_DATASET EXTRACT_.
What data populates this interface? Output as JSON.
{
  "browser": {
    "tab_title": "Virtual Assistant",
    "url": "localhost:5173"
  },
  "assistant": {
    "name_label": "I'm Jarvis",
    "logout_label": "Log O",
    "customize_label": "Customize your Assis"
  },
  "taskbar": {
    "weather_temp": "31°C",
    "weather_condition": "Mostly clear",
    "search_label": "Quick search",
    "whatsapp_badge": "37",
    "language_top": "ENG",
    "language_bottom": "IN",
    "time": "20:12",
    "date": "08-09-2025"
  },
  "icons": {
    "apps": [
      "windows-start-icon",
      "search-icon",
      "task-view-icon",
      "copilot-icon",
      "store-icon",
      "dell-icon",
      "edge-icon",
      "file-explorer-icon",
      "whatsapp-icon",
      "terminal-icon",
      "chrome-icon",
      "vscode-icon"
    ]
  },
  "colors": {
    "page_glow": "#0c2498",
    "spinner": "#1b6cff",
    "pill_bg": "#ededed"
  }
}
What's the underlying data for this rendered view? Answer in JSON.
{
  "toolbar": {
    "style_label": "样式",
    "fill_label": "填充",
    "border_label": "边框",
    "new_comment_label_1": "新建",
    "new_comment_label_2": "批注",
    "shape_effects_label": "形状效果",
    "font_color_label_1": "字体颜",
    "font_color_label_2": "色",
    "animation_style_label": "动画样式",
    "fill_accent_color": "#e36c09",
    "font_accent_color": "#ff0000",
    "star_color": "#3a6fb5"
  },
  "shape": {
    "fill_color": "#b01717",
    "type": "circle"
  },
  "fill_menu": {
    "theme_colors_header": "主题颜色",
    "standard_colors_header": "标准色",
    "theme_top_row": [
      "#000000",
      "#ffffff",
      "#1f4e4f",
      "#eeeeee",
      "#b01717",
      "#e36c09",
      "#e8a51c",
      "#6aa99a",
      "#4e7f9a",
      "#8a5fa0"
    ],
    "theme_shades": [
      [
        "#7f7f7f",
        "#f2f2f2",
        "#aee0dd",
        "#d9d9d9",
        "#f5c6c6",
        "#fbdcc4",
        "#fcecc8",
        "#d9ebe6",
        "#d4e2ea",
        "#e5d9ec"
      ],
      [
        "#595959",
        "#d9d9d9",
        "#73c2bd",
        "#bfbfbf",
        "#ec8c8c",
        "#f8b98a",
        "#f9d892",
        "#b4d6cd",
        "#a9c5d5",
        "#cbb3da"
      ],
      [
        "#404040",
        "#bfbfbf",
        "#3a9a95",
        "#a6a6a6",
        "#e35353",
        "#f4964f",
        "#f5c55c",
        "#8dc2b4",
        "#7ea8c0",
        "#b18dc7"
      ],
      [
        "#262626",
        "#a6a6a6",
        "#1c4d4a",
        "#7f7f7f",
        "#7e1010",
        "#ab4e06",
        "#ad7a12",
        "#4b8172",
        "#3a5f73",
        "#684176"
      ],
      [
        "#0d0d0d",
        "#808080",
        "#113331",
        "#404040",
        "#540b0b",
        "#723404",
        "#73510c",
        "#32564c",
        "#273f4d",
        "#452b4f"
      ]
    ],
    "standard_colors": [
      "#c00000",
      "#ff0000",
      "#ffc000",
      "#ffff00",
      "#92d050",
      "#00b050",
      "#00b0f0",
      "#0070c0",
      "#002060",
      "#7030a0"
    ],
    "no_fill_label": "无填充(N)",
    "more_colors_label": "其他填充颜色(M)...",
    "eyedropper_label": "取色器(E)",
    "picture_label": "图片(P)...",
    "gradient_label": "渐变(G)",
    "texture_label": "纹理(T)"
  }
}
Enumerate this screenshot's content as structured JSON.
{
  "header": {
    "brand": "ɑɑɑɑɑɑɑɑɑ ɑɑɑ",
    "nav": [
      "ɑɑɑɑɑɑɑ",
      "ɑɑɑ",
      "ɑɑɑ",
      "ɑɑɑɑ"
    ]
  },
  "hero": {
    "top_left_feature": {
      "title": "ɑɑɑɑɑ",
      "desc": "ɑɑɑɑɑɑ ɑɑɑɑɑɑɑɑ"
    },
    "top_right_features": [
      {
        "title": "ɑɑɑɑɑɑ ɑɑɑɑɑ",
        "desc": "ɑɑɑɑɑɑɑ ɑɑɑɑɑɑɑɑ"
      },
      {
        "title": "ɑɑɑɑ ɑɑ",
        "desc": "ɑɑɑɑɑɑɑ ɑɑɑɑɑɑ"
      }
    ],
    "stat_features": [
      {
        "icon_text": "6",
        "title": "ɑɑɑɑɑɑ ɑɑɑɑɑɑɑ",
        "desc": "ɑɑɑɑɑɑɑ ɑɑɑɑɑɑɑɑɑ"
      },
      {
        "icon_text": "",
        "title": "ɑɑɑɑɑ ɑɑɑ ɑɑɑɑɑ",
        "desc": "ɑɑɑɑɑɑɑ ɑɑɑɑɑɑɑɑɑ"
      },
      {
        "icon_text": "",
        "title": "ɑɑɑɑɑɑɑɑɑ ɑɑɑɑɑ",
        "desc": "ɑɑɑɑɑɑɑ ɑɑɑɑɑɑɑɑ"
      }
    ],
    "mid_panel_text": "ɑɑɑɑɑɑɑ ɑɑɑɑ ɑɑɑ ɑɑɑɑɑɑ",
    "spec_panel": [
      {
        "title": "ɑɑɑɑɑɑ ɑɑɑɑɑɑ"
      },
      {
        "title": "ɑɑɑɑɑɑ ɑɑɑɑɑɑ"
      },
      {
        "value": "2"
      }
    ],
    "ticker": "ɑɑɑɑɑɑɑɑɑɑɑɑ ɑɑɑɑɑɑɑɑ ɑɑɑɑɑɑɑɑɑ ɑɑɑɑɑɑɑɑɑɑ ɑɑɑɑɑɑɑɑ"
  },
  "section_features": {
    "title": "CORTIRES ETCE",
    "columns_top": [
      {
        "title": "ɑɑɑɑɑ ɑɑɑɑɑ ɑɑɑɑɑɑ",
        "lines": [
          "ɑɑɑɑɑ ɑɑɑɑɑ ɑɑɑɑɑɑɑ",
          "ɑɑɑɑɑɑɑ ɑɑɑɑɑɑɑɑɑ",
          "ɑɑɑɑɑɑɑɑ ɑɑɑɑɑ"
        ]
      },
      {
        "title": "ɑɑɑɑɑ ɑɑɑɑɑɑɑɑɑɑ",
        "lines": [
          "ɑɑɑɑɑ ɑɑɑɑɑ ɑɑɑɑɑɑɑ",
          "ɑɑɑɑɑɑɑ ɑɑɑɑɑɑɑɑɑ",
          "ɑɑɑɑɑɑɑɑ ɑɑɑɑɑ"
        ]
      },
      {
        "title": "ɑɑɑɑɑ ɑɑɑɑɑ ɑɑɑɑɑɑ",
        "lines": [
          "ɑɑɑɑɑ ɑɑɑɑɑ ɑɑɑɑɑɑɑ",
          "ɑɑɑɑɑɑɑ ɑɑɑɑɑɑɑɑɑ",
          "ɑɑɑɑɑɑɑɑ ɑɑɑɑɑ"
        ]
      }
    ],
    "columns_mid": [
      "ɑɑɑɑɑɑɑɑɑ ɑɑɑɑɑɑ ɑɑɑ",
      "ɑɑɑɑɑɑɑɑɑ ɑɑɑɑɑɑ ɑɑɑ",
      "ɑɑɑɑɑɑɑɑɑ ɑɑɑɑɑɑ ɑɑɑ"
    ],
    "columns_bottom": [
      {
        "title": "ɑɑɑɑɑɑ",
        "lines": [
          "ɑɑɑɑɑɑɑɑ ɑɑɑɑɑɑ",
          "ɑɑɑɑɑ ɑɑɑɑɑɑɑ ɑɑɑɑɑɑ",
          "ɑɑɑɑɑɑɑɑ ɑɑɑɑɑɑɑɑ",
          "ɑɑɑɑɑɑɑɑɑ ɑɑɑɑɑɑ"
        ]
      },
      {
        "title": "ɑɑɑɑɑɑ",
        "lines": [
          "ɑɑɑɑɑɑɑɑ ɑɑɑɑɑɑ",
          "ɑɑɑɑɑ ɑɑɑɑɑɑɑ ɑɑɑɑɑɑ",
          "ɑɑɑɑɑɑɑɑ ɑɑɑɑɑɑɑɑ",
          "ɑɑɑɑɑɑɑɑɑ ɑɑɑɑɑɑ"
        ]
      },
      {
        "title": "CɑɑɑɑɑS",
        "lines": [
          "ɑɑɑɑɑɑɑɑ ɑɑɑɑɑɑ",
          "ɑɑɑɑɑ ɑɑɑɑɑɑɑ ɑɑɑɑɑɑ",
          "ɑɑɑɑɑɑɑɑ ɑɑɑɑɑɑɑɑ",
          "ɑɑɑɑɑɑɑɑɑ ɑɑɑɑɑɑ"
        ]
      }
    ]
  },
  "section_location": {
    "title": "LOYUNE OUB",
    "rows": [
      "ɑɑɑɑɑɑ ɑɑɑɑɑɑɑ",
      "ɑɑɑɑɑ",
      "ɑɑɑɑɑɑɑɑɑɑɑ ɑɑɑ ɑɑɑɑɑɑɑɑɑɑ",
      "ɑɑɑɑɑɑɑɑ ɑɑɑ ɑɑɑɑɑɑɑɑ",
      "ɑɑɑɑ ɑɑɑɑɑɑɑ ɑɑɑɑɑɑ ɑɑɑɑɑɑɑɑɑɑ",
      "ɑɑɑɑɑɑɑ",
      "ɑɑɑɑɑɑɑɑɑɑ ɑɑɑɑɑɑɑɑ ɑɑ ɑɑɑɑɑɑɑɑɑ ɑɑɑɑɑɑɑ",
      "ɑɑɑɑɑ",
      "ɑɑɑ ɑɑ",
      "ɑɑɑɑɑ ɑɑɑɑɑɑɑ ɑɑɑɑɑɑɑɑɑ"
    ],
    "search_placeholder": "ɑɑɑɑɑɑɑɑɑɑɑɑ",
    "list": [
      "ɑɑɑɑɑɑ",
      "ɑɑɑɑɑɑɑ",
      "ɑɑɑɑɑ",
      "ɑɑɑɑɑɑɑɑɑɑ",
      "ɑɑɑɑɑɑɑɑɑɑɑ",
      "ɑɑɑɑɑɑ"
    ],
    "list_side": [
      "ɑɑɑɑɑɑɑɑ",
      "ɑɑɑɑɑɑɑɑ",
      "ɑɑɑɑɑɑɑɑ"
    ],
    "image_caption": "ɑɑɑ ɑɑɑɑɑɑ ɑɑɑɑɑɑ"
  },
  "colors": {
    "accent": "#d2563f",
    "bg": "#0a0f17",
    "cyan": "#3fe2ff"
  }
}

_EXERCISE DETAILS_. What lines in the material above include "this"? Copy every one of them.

_SOLUTION BELOW_.
What data populates this interface? Output as JSON.
What's the underlying data for this rendered view? Answer in JSON.
Enumerate this screenshot's content as structured JSON.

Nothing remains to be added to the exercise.